Nan Yi, G12, a doctoral student in the research group of Maria Flytzani-Stephanopoulos, professor of chemical engineering, received the Graduate Student Silver Award from the Materials Research Society. The award is open to graduate student researchers in materials science from around the world in chemistry, physics, biology and engineering. Yi is the first Tufts graduate student to win the award, and is one of the few recipients in the field of chemical engineering since the award was established in 2004. Yi presented his work, titled “Catalytic Hydrogen Production from Methanol and Formic Acid Reactions Over Efficient and Stable Gold Clusters on Cerium Oxide,” at the 2012 Materials Research Society spring meeting in San Francisco.

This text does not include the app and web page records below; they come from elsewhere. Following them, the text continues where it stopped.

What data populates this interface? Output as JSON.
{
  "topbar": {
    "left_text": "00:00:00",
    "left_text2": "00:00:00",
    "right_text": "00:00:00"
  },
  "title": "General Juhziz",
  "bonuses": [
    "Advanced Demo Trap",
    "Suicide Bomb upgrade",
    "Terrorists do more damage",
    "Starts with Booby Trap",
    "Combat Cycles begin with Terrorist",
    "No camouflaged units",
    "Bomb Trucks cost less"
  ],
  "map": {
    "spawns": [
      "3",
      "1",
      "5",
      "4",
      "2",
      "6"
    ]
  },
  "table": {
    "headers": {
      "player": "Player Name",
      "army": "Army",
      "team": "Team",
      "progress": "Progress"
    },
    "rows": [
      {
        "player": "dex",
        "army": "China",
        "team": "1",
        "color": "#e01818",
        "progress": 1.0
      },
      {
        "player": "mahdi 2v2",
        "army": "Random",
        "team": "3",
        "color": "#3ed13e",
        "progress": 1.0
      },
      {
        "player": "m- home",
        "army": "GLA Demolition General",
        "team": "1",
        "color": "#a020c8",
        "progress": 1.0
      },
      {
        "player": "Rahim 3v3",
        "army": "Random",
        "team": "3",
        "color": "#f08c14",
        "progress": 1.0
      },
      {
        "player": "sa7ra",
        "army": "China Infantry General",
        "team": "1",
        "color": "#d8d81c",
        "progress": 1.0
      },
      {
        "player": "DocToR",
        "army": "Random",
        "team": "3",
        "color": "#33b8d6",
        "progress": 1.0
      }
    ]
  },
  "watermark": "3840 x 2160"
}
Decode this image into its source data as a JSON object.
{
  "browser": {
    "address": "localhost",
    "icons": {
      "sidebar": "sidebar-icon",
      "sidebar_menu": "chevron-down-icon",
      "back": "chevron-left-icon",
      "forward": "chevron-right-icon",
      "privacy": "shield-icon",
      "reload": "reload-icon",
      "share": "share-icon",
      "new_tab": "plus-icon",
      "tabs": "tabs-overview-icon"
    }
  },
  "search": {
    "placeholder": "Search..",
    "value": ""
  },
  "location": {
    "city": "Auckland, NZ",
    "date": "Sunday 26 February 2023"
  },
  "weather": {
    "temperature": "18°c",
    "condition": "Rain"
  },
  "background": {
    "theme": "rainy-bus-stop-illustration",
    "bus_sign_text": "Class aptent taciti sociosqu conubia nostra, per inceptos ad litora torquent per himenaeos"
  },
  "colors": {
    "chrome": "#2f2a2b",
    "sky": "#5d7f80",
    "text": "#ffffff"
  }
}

Mohamed Zeidan, M15, was named a Boston Schweitzer Fellow by the Albert Schweitzer Fellowship for 2012–13, joining 250 other fellows across the country who will develop and implement health-service projects in underserved communities. He is one of four Tufts students to be so recognized. Zeidan is addressing high re-visit rates to Boston emergency rooms by establishing a medical student follow-up program at Tufts Medical Center. Focusing on patients without primary-care physicians, students will meet with as many patients as possible to ensure that they understand their condition and the necessary steps for a full recovery. The project aims to provide underserved patients with advocates in the health-care system while also educating future physicians on the needs of the community.